> **What the task requires**
Exactly how many lines in the data below contain the string "text"? Give that number and nothing else.

> **Available data**
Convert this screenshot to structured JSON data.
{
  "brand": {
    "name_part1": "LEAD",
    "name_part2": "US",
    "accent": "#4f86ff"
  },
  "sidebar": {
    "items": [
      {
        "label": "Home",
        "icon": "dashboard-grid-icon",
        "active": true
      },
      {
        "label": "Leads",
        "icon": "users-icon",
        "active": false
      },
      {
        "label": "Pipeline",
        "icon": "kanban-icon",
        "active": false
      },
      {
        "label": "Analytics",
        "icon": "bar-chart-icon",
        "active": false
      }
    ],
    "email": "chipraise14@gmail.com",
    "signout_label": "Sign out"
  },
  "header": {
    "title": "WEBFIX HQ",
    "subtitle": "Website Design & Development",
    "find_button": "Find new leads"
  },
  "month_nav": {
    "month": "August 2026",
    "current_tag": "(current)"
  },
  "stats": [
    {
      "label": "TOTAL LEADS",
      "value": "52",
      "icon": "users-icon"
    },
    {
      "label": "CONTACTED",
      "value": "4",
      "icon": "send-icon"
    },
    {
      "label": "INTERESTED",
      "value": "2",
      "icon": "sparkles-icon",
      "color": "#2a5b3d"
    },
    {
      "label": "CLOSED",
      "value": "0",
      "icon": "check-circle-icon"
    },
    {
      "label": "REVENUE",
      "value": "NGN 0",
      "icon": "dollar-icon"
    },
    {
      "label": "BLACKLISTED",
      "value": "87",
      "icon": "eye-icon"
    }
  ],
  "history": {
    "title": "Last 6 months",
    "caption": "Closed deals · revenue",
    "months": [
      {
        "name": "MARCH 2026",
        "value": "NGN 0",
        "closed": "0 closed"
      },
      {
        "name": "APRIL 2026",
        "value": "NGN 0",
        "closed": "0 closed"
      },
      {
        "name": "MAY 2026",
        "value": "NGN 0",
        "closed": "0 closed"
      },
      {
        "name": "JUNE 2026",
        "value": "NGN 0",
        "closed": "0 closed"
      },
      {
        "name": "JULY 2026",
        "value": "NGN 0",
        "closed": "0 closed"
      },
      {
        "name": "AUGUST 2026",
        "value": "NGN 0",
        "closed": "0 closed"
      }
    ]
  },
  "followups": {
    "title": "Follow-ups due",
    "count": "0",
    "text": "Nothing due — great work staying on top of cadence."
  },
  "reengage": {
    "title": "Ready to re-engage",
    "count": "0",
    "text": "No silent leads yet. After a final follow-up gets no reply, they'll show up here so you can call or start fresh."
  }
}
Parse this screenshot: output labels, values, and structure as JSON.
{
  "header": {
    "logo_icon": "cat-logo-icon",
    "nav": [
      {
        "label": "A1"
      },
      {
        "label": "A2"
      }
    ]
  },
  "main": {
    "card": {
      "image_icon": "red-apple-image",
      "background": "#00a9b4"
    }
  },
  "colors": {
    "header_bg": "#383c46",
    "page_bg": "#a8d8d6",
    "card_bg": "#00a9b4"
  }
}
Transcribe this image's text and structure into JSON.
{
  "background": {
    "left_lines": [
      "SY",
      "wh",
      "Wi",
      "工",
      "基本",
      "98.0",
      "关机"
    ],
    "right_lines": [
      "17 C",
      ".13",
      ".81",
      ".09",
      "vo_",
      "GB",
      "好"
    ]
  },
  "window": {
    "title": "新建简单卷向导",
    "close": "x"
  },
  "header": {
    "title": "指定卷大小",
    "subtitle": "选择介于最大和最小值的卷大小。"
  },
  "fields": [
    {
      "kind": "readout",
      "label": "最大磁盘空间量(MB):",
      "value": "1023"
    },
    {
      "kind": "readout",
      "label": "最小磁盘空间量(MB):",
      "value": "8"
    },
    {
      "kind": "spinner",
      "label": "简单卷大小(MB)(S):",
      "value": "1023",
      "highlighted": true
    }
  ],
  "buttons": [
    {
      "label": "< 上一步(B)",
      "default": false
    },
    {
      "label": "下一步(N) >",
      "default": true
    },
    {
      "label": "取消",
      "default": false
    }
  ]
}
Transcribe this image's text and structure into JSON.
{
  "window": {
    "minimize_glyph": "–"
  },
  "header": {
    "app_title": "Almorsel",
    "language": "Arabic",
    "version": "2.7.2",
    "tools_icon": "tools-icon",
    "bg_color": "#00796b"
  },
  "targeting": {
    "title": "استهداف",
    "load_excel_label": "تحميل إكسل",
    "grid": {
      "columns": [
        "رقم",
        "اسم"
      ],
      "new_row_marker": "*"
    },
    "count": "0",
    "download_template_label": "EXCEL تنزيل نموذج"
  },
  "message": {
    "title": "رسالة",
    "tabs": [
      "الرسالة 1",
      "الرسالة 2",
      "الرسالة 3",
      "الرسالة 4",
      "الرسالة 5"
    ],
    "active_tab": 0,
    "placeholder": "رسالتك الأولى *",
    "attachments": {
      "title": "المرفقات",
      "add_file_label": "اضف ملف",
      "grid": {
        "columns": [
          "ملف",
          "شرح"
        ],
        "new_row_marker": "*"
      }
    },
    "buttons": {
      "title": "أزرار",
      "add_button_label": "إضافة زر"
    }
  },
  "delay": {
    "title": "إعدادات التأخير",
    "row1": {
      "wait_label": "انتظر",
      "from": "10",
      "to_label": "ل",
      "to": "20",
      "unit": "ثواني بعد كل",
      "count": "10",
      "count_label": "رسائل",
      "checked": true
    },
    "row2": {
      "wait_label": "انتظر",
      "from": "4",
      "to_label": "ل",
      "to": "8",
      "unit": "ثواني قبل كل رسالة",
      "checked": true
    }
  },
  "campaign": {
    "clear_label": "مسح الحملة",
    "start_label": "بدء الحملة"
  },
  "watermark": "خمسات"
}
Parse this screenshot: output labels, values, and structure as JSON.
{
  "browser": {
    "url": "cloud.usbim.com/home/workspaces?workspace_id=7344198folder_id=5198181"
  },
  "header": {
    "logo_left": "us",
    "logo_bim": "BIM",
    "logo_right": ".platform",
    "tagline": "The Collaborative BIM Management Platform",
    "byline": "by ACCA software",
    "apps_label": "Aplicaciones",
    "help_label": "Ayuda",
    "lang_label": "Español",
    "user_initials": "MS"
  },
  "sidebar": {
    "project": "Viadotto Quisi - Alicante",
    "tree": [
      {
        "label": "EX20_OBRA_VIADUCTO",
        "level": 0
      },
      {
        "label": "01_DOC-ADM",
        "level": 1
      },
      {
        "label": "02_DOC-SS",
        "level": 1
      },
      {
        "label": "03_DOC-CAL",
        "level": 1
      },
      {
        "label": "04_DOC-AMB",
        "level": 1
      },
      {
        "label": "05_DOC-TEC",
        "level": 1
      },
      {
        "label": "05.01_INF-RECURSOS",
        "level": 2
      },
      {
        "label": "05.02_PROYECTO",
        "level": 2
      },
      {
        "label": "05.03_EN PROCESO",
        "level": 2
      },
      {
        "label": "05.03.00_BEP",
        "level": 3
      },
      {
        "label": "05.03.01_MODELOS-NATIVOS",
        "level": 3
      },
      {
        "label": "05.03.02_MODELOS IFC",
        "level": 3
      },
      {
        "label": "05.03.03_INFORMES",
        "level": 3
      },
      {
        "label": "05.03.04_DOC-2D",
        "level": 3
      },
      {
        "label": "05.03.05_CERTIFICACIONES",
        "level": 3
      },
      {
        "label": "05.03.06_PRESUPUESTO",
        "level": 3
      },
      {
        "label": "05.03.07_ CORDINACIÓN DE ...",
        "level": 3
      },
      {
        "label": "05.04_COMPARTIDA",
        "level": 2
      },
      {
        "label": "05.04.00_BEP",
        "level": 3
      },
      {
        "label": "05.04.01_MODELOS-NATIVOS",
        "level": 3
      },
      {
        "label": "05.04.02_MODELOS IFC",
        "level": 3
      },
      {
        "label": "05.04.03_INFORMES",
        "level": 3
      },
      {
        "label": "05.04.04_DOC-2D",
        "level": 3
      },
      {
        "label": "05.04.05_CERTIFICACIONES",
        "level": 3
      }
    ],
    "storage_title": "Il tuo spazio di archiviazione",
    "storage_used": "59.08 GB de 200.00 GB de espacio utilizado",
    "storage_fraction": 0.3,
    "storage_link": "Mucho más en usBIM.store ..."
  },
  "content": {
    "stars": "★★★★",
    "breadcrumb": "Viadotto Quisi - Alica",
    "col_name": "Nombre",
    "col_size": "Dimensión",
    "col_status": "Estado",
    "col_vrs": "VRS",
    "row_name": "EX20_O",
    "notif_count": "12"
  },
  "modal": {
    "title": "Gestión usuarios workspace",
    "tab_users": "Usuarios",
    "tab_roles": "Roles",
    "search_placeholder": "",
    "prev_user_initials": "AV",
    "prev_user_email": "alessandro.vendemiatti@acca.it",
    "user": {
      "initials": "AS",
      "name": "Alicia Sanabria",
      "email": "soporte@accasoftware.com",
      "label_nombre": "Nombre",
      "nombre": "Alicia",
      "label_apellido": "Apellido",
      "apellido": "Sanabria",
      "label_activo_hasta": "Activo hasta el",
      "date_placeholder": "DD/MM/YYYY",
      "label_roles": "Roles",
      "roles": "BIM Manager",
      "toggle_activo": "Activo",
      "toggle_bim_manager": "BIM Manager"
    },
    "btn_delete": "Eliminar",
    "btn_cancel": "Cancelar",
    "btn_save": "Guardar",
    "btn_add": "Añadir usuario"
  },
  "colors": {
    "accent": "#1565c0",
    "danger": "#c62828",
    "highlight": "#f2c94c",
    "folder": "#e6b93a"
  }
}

> **Expected answer**
4